EXERCISE BRIEF —
Would you output all the entries below without altering a word?

EXCERPTED RECORDS —
○ ○ ○ ○ ○

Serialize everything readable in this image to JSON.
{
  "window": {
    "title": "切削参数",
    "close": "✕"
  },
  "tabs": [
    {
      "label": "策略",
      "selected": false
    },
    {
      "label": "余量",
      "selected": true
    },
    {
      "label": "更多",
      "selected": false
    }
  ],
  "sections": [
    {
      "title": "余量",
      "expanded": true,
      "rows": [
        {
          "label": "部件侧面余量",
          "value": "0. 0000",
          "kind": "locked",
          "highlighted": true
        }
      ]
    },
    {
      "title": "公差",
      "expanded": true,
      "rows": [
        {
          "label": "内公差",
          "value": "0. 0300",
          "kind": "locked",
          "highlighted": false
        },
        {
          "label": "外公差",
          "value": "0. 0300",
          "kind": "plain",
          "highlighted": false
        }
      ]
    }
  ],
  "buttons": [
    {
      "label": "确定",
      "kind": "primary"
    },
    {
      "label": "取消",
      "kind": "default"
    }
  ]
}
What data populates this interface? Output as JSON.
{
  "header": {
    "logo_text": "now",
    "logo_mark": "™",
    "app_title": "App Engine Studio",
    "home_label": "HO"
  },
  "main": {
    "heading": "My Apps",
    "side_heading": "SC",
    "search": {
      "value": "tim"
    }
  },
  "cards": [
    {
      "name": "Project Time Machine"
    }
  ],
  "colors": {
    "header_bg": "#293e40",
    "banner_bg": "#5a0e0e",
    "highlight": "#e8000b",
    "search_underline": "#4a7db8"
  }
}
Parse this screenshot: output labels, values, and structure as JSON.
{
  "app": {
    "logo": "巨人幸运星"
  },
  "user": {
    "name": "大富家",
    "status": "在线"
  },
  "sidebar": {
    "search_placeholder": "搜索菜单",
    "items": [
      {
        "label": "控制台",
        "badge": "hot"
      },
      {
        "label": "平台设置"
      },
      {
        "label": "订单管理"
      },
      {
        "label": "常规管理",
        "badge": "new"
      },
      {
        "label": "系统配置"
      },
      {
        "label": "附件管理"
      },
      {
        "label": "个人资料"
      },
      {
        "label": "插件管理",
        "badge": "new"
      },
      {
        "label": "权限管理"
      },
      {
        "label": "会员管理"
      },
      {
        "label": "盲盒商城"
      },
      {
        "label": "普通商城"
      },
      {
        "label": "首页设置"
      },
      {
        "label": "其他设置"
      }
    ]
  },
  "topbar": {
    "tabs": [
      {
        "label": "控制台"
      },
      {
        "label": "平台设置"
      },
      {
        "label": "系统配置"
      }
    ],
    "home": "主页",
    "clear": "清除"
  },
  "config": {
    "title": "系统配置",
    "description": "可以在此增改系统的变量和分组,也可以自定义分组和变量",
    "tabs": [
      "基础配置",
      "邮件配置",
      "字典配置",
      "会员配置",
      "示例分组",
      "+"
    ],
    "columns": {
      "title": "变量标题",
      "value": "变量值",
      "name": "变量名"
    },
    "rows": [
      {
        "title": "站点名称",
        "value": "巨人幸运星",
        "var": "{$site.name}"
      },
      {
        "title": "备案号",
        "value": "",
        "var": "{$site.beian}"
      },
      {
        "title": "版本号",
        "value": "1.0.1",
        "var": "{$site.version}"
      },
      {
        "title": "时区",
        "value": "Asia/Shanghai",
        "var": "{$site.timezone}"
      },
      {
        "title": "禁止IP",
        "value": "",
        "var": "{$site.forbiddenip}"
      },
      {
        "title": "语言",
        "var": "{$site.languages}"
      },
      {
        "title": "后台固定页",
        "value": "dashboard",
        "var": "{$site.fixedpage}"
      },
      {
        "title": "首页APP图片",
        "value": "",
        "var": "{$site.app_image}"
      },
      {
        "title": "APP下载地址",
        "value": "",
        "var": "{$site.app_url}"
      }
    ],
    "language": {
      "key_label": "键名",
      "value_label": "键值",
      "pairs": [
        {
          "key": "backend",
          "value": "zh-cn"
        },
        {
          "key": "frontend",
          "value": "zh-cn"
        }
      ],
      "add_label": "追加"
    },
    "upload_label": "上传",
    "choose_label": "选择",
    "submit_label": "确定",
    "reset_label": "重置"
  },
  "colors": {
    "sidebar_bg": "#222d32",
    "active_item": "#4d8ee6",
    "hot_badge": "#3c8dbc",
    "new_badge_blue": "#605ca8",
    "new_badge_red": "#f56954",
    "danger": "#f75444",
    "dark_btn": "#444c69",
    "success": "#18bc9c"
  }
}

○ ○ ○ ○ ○

OUTPUT BELOW —
Serialize everything readable in this image to JSON.
{
  "window": {
    "title": "切削参数",
    "close": "✕"
  },
  "tabs": [
    {
      "label": "策略",
      "selected": false
    },
    {
      "label": "余量",
      "selected": true
    },
    {
      "label": "更多",
      "selected": false
    }
  ],
  "sections": [
    {
      "title": "余量",
      "expanded": true,
      "rows": [
        {
          "label": "部件侧面余量",
          "value": "0. 0000",
          "kind": "locked",
          "highlighted": true
        }
      ]
    },
    {
      "title": "公差",
      "expanded": true,
      "rows": [
        {
          "label": "内公差",
          "value": "0. 0300",
          "kind": "locked",
          "highlighted": false
        },
        {
          "label": "外公差",
          "value": "0. 0300",
          "kind": "plain",
          "highlighted": false
        }
      ]
    }
  ],
  "buttons": [
    {
      "label": "确定",
      "kind": "primary"
    },
    {
      "label": "取消",
      "kind": "default"
    }
  ]
}
What data populates this interface? Output as JSON.
{
  "header": {
    "logo_text": "now",
    "logo_mark": "™",
    "app_title": "App Engine Studio",
    "home_label": "HO"
  },
  "main": {
    "heading": "My Apps",
    "side_heading": "SC",
    "search": {
      "value": "tim"
    }
  },
  "cards": [
    {
      "name": "Project Time Machine"
    }
  ],
  "colors": {
    "header_bg": "#293e40",
    "banner_bg": "#5a0e0e",
    "highlight": "#e8000b",
    "search_underline": "#4a7db8"
  }
}
Parse this screenshot: output labels, values, and structure as JSON.
{
  "app": {
    "logo": "巨人幸运星"
  },
  "user": {
    "name": "大富家",
    "status": "在线"
  },
  "sidebar": {
    "search_placeholder": "搜索菜单",
    "items": [
      {
        "label": "控制台",
        "badge": "hot"
      },
      {
        "label": "平台设置"
      },
      {
        "label": "订单管理"
      },
      {
        "label": "常规管理",
        "badge": "new"
      },
      {
        "label": "系统配置"
      },
      {
        "label": "附件管理"
      },
      {
        "label": "个人资料"
      },
      {
        "label": "插件管理",
        "badge": "new"
      },
      {
        "label": "权限管理"
      },
      {
        "label": "会员管理"
      },
      {
        "label": "盲盒商城"
      },
      {
        "label": "普通商城"
      },
      {
        "label": "首页设置"
      },
      {
        "label": "其他设置"
      }
    ]
  },
  "topbar": {
    "tabs": [
      {
        "label": "控制台"
      },
      {
        "label": "平台设置"
      },
      {
        "label": "系统配置"
      }
    ],
    "home": "主页",
    "clear": "清除"
  },
  "config": {
    "title": "系统配置",
    "description": "可以在此增改系统的变量和分组,也可以自定义分组和变量",
    "tabs": [
      "基础配置",
      "邮件配置",
      "字典配置",
      "会员配置",
      "示例分组",
      "+"
    ],
    "columns": {
      "title": "变量标题",
      "value": "变量值",
      "name": "变量名"
    },
    "rows": [
      {
        "title": "站点名称",
        "value": "巨人幸运星",
        "var": "{$site.name}"
      },
      {
        "title": "备案号",
        "value": "",
        "var": "{$site.beian}"
      },
      {
        "title": "版本号",
        "value": "1.0.1",
        "var": "{$site.version}"
      },
      {
        "title": "时区",
        "value": "Asia/Shanghai",
        "var": "{$site.timezone}"
      },
      {
        "title": "禁止IP",
        "value": "",
        "var": "{$site.forbiddenip}"
      },
      {
        "title": "语言",
        "var": "{$site.languages}"
      },
      {
        "title": "后台固定页",
        "value": "dashboard",
        "var": "{$site.fixedpage}"
      },
      {
        "title": "首页APP图片",
        "value": "",
        "var": "{$site.app_image}"
      },
      {
        "title": "APP下载地址",
        "value": "",
        "var": "{$site.app_url}"
      }
    ],
    "language": {
      "key_label": "键名",
      "value_label": "键值",
      "pairs": [
        {
          "key": "backend",
          "value": "zh-cn"
        },
        {
          "key": "frontend",
          "value": "zh-cn"
        }
      ],
      "add_label": "追加"
    },
    "upload_label": "上传",
    "choose_label": "选择",
    "submit_label": "确定",
    "reset_label": "重置"
  },
  "colors": {
    "sidebar_bg": "#222d32",
    "active_item": "#4d8ee6",
    "hot_badge": "#3c8dbc",
    "new_badge_blue": "#605ca8",
    "new_badge_red": "#f56954",
    "danger": "#f75444",
    "dark_btn": "#444c69",
    "success": "#18bc9c"
  }
}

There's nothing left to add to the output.